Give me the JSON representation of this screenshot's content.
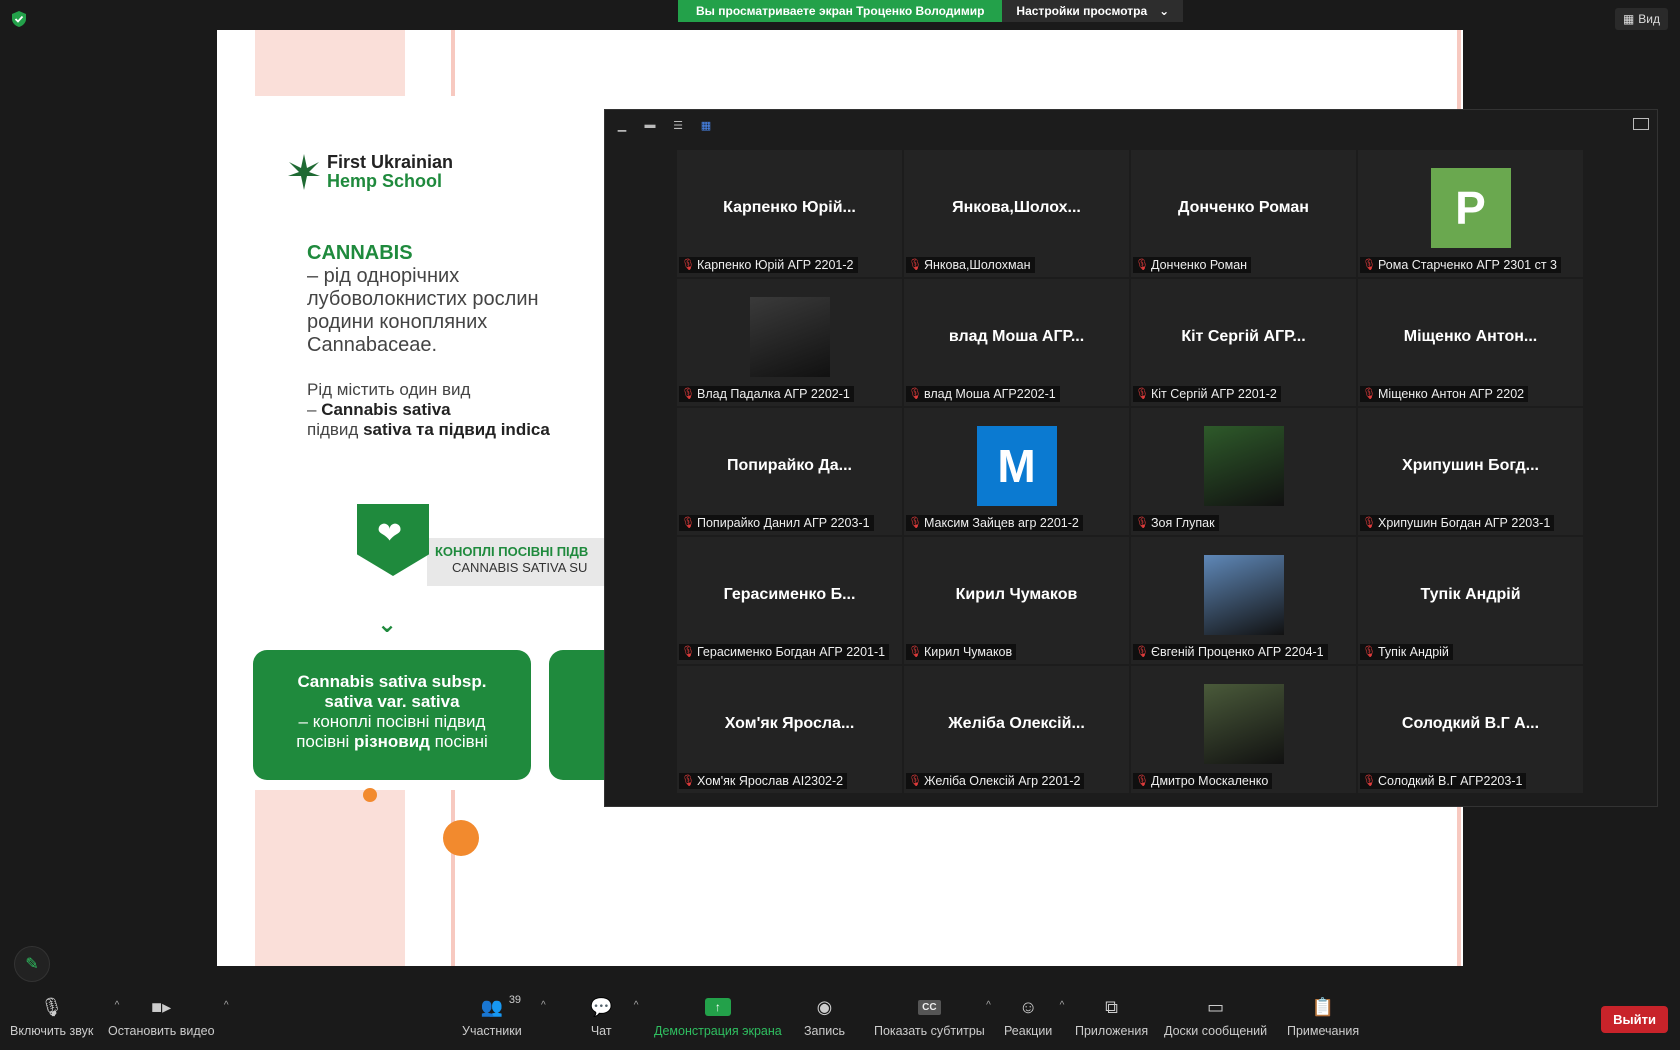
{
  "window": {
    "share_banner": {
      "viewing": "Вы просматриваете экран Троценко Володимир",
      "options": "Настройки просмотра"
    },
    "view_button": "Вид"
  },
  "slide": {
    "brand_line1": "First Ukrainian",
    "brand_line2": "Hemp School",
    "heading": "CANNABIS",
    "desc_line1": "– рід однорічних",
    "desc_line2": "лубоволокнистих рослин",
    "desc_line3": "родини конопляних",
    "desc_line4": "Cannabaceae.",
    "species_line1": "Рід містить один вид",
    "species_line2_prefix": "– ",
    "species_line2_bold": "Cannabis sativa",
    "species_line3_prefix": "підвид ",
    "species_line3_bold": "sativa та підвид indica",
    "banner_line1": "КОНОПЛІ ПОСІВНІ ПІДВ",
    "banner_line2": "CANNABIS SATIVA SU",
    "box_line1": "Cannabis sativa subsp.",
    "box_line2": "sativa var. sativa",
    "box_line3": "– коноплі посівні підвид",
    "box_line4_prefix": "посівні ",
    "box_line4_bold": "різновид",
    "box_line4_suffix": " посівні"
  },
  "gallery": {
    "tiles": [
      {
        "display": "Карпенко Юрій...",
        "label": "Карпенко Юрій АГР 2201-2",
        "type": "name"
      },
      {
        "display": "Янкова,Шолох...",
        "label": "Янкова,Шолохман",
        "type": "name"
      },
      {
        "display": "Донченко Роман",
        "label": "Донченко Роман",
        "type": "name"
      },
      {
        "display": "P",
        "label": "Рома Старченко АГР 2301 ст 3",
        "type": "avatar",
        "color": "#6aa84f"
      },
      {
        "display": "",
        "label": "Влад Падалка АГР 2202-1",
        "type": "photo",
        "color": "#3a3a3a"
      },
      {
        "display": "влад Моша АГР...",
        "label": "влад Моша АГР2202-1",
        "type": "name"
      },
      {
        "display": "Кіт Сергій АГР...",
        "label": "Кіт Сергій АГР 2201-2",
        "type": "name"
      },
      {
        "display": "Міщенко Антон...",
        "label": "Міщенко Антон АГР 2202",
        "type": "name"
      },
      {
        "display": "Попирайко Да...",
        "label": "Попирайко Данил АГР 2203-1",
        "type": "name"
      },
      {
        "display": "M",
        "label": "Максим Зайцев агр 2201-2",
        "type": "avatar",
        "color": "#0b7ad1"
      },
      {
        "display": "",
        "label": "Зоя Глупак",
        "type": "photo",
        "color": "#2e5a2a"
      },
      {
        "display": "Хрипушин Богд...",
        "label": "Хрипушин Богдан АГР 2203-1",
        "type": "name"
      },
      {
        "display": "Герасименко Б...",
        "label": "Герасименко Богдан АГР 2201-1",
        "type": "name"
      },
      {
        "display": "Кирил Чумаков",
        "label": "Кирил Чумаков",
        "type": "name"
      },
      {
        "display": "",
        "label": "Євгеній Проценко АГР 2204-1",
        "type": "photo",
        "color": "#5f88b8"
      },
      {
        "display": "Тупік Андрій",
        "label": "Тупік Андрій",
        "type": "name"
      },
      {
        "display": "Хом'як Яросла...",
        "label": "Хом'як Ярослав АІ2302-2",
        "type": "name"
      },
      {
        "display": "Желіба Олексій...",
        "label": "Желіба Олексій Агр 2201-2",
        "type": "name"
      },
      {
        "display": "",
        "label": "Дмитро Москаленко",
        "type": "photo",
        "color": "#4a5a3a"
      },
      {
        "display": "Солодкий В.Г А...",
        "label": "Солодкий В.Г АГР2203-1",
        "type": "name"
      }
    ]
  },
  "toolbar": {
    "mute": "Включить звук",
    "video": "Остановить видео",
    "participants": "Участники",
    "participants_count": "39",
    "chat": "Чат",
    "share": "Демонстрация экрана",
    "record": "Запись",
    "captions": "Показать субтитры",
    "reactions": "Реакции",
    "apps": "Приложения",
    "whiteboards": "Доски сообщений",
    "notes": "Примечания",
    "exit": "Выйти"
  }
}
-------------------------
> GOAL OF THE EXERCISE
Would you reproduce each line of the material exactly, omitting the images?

> TASK RESULT
Give me the JSON representation of this screenshot's content.
{
  "window": {
    "share_banner": {
      "viewing": "Вы просматриваете экран Троценко Володимир",
      "options": "Настройки просмотра"
    },
    "view_button": "Вид"
  },
  "slide": {
    "brand_line1": "First Ukrainian",
    "brand_line2": "Hemp School",
    "heading": "CANNABIS",
    "desc_line1": "– рід однорічних",
    "desc_line2": "лубоволокнистих рослин",
    "desc_line3": "родини конопляних",
    "desc_line4": "Cannabaceae.",
    "species_line1": "Рід містить один вид",
    "species_line2_prefix": "– ",
    "species_line2_bold": "Cannabis sativa",
    "species_line3_prefix": "підвид ",
    "species_line3_bold": "sativa та підвид indica",
    "banner_line1": "КОНОПЛІ ПОСІВНІ ПІДВ",
    "banner_line2": "CANNABIS SATIVA SU",
    "box_line1": "Cannabis sativa subsp.",
    "box_line2": "sativa var. sativa",
    "box_line3": "– коноплі посівні підвид",
    "box_line4_prefix": "посівні ",
    "box_line4_bold": "різновид",
    "box_line4_suffix": " посівні"
  },
  "gallery": {
    "tiles": [
      {
        "display": "Карпенко Юрій...",
        "label": "Карпенко Юрій АГР 2201-2",
        "type": "name"
      },
      {
        "display": "Янкова,Шолох...",
        "label": "Янкова,Шолохман",
        "type": "name"
      },
      {
        "display": "Донченко Роман",
        "label": "Донченко Роман",
        "type": "name"
      },
      {
        "display": "P",
        "label": "Рома Старченко АГР 2301 ст 3",
        "type": "avatar",
        "color": "#6aa84f"
      },
      {
        "display": "",
        "label": "Влад Падалка АГР 2202-1",
        "type": "photo",
        "color": "#3a3a3a"
      },
      {
        "display": "влад Моша АГР...",
        "label": "влад Моша АГР2202-1",
        "type": "name"
      },
      {
        "display": "Кіт Сергій АГР...",
        "label": "Кіт Сергій АГР 2201-2",
        "type": "name"
      },
      {
        "display": "Міщенко Антон...",
        "label": "Міщенко Антон АГР 2202",
        "type": "name"
      },
      {
        "display": "Попирайко Да...",
        "label": "Попирайко Данил АГР 2203-1",
        "type": "name"
      },
      {
        "display": "M",
        "label": "Максим Зайцев агр 2201-2",
        "type": "avatar",
        "color": "#0b7ad1"
      },
      {
        "display": "",
        "label": "Зоя Глупак",
        "type": "photo",
        "color": "#2e5a2a"
      },
      {
        "display": "Хрипушин Богд...",
        "label": "Хрипушин Богдан АГР 2203-1",
        "type": "name"
      },
      {
        "display": "Герасименко Б...",
        "label": "Герасименко Богдан АГР 2201-1",
        "type": "name"
      },
      {
        "display": "Кирил Чумаков",
        "label": "Кирил Чумаков",
        "type": "name"
      },
      {
        "display": "",
        "label": "Євгеній Проценко АГР 2204-1",
        "type": "photo",
        "color": "#5f88b8"
      },
      {
        "display": "Тупік Андрій",
        "label": "Тупік Андрій",
        "type": "name"
      },
      {
        "display": "Хом'як Яросла...",
        "label": "Хом'як Ярослав АІ2302-2",
        "type": "name"
      },
      {
        "display": "Желіба Олексій...",
        "label": "Желіба Олексій Агр 2201-2",
        "type": "name"
      },
      {
        "display": "",
        "label": "Дмитро Москаленко",
        "type": "photo",
        "color": "#4a5a3a"
      },
      {
        "display": "Солодкий В.Г А...",
        "label": "Солодкий В.Г АГР2203-1",
        "type": "name"
      }
    ]
  },
  "toolbar": {
    "mute": "Включить звук",
    "video": "Остановить видео",
    "participants": "Участники",
    "participants_count": "39",
    "chat": "Чат",
    "share": "Демонстрация экрана",
    "record": "Запись",
    "captions": "Показать субтитры",
    "reactions": "Реакции",
    "apps": "Приложения",
    "whiteboards": "Доски сообщений",
    "notes": "Примечания",
    "exit": "Выйти"
  }
}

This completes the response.